Using the data below, return every line that holds the word "content".

Records drawn from a dataset:
»»
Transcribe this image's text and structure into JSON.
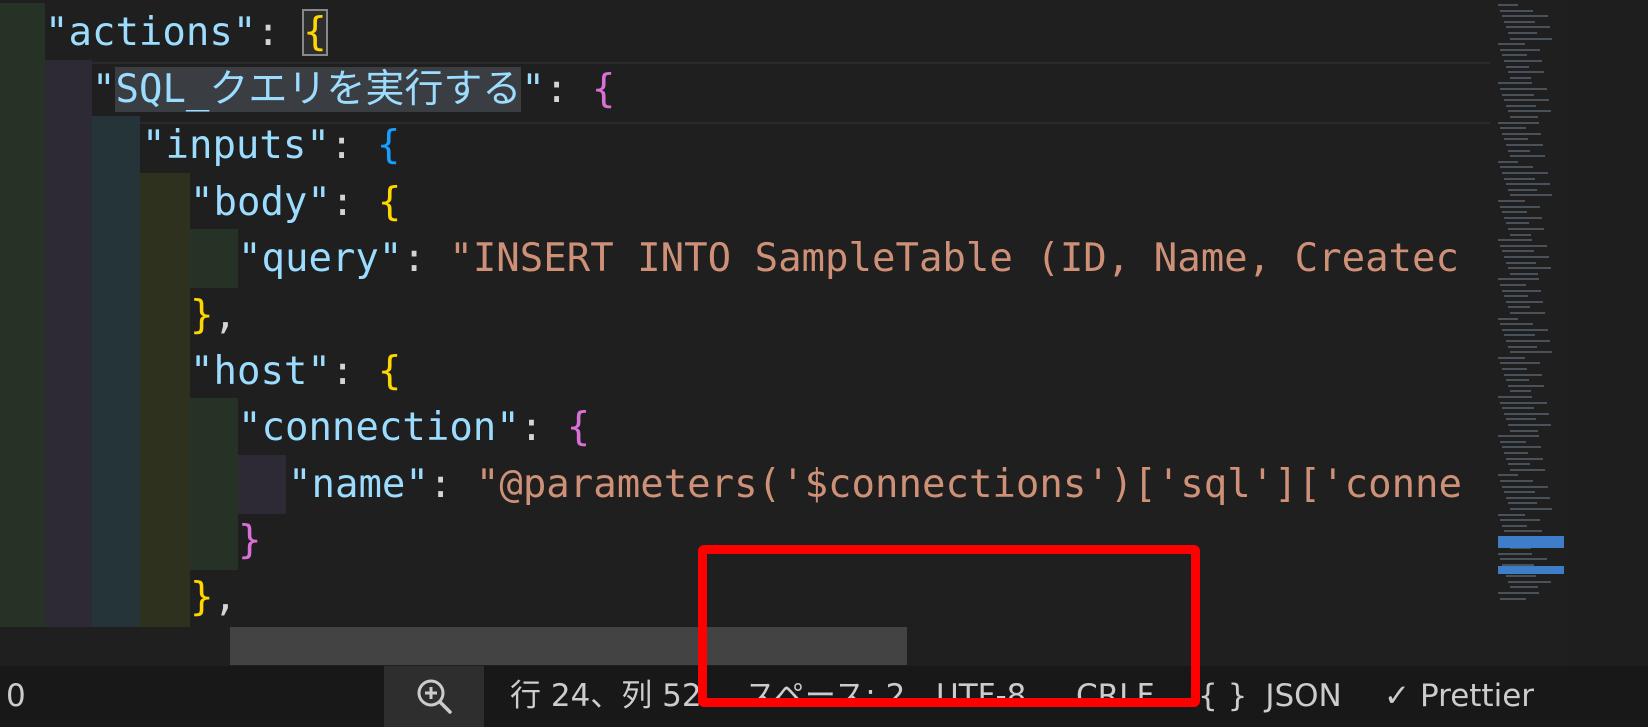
{
  "code_lines": [
    {
      "parts": [
        {
          "t": "\"actions\"",
          "c": "k"
        },
        {
          "t": ": ",
          "c": "p"
        },
        {
          "t": "{",
          "c": "b1 bracket-box"
        }
      ]
    },
    {
      "parts": [
        {
          "t": "\"",
          "c": "k"
        },
        {
          "t": "SQL_クエリを実行する",
          "c": "k sel"
        },
        {
          "t": "\"",
          "c": "k"
        },
        {
          "t": ": ",
          "c": "p"
        },
        {
          "t": "{",
          "c": "b2"
        }
      ]
    },
    {
      "parts": [
        {
          "t": "\"inputs\"",
          "c": "k"
        },
        {
          "t": ": ",
          "c": "p"
        },
        {
          "t": "{",
          "c": "b3"
        }
      ]
    },
    {
      "parts": [
        {
          "t": "\"body\"",
          "c": "k"
        },
        {
          "t": ": ",
          "c": "p"
        },
        {
          "t": "{",
          "c": "b1"
        }
      ]
    },
    {
      "parts": [
        {
          "t": "\"query\"",
          "c": "k"
        },
        {
          "t": ": ",
          "c": "p"
        },
        {
          "t": "\"INSERT INTO SampleTable (ID, Name, Createc",
          "c": "s"
        }
      ]
    },
    {
      "parts": [
        {
          "t": "}",
          "c": "b1"
        },
        {
          "t": ",",
          "c": "p"
        }
      ]
    },
    {
      "parts": [
        {
          "t": "\"host\"",
          "c": "k"
        },
        {
          "t": ": ",
          "c": "p"
        },
        {
          "t": "{",
          "c": "b1"
        }
      ]
    },
    {
      "parts": [
        {
          "t": "\"connection\"",
          "c": "k"
        },
        {
          "t": ": ",
          "c": "p"
        },
        {
          "t": "{",
          "c": "b2"
        }
      ]
    },
    {
      "parts": [
        {
          "t": "\"name\"",
          "c": "k"
        },
        {
          "t": ": ",
          "c": "p"
        },
        {
          "t": "\"@parameters('$connections')['sql']['conne",
          "c": "s"
        }
      ]
    },
    {
      "parts": [
        {
          "t": "}",
          "c": "b2"
        }
      ]
    },
    {
      "parts": [
        {
          "t": "}",
          "c": "b1"
        },
        {
          "t": ",",
          "c": "p"
        }
      ]
    }
  ],
  "status_bar": {
    "left_text": "0",
    "zoom_icon": "zoom-in-icon",
    "cursor_position": "行 24、列 52",
    "indentation": "スペース: 2",
    "encoding": "UTF-8",
    "line_ending": "CRLF",
    "language_icon": "{ }",
    "language": "JSON",
    "formatter_icon": "✓",
    "formatter": "Prettier"
  },
  "colors": {
    "editor_bg": "#1f1f1f",
    "key": "#9cdcfe",
    "string": "#ce9178",
    "bracket_gold": "#ffd700",
    "bracket_orchid": "#da70d6",
    "bracket_blue": "#179fff",
    "annotation_red": "#ff0000"
  }
}
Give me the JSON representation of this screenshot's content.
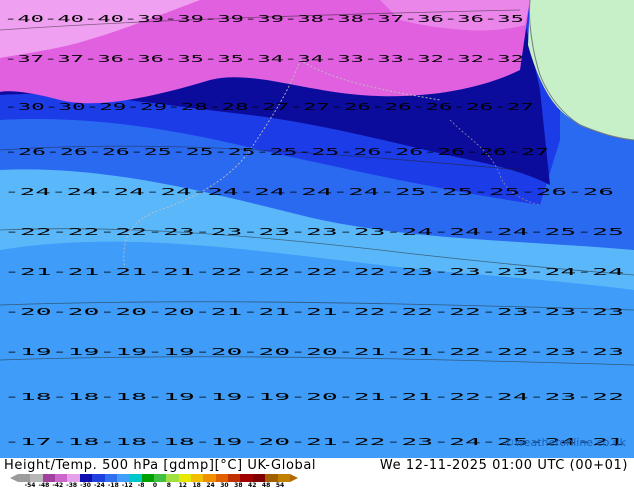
{
  "title": "Height/Temp. 500 hPa [gdmp][°C] UK-Global",
  "datetime": "We 12-11-2025 01:00 UTC (00+01)",
  "credit": "©weatheronline.co.uk",
  "colorbar": {
    "ticks": [
      "-54",
      "-48",
      "-42",
      "-38",
      "-30",
      "-24",
      "-18",
      "-12",
      "-8",
      "0",
      "8",
      "12",
      "18",
      "24",
      "30",
      "38",
      "42",
      "48",
      "54"
    ],
    "colors": [
      "#9c9c9c",
      "#b8b8b8",
      "#a040a0",
      "#cc66cc",
      "#e8a0e8",
      "#1010b0",
      "#2040e0",
      "#3070f0",
      "#40a0f8",
      "#00c8c8",
      "#00a000",
      "#40c040",
      "#a0e040",
      "#e8e800",
      "#f0c000",
      "#f09000",
      "#e06000",
      "#c03000",
      "#a00000",
      "#800000",
      "#a06000",
      "#c08000"
    ]
  },
  "map_colors": {
    "magenta": "#e060e0",
    "pink": "#f0a0f0",
    "navy": "#0c0c9c",
    "blue": "#1c3ce8",
    "mid_blue": "#2a6af0",
    "light_blue": "#3f9cf8",
    "sky": "#5ab8fa",
    "land": "#c8f0c8"
  },
  "contour_labels": {
    "row1": "-40-40-40-39-39-39-39-38-38-37-36-36-35",
    "row2": "-37-37-36-36-35-35-34-34-33-33-32-32-32",
    "row3": "-30-30-29-29-28-28-27-27-26-26-26-26-27",
    "row4": "-26-26-26-25-25-25-25-25-26-26-26-26-27",
    "row5": "-24-24-24-24-24-24-24-24-25-25-25-26-26",
    "row6": "-22-22-22-23-23-23-23-23-24-24-24-25-25",
    "row7": "-21-21-21-21-22-22-22-22-23-23-23-24-24",
    "row8": "-20-20-20-20-21-21-21-22-22-22-23-23-23",
    "row9": "-19-19-19-19-20-20-20-21-21-22-22-23-23",
    "row10": "-18-18-18-19-19-19-20-21-21-22-24-23-22",
    "row11": "-17-18-18-18-19-20-21-22-23-24-25-24-21"
  }
}
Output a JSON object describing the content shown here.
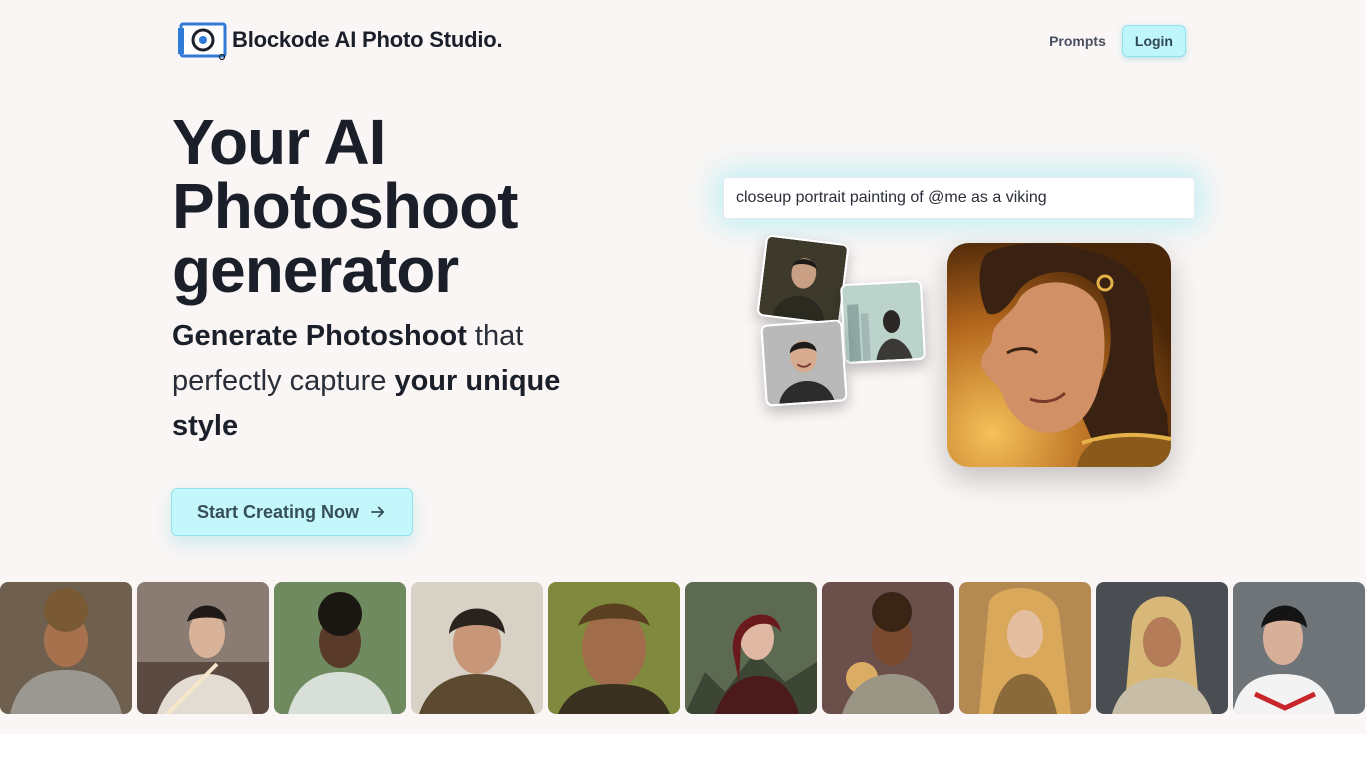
{
  "header": {
    "brand_name": "Blockode AI Photo Studio.",
    "nav": {
      "prompts_label": "Prompts",
      "login_label": "Login"
    }
  },
  "hero": {
    "title": "Your AI Photoshoot generator",
    "subtitle_parts": {
      "a": "Generate Photoshoot",
      "b": " that perfectly capture ",
      "c": "your unique style"
    },
    "cta_label": "Start Creating Now"
  },
  "demo": {
    "prompt_text": "closeup portrait painting of @me as a viking"
  },
  "colors": {
    "accent": "#c4f7fb",
    "accent_border": "#8ee4ec",
    "background": "#faf6f5",
    "text": "#1b1f2a"
  },
  "icons": {
    "logo": "camera-lens-logo-icon",
    "cta": "arrow-right-icon"
  }
}
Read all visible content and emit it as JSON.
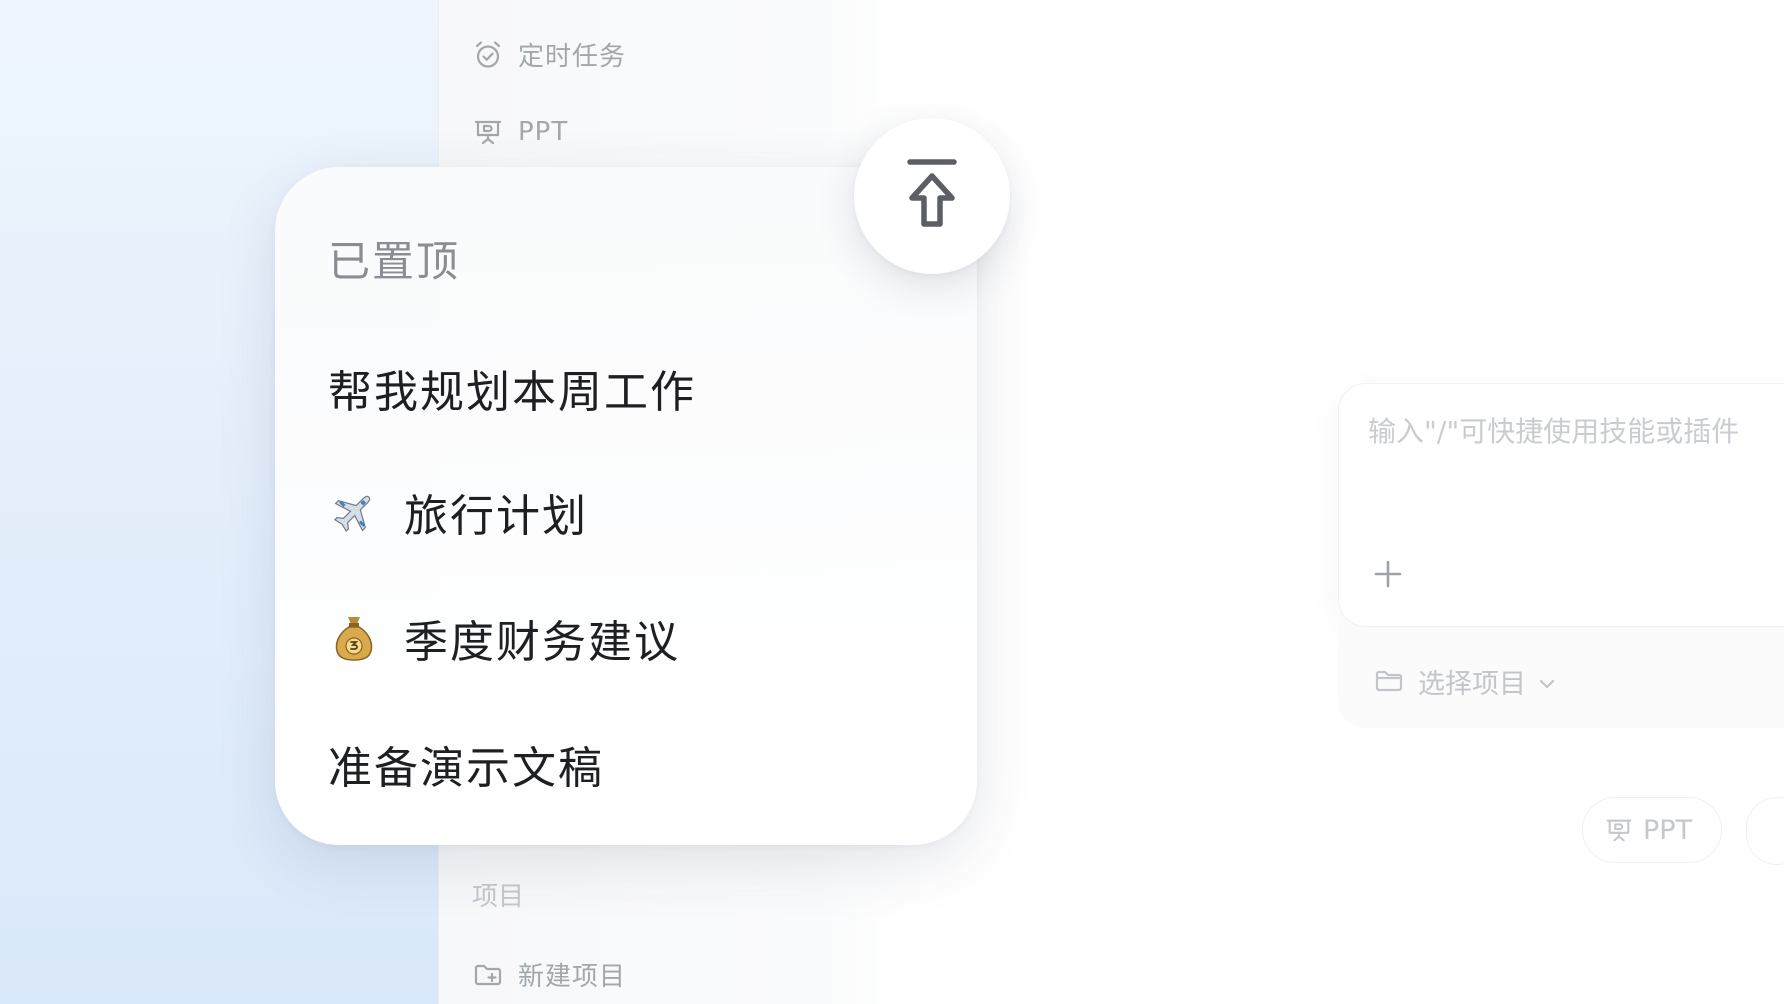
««
### WORKED SOLUTION
Give me the JSON representation of this screenshot's content.
Output a JSON object describing the content shown here.
Read all visible content and emit it as JSON.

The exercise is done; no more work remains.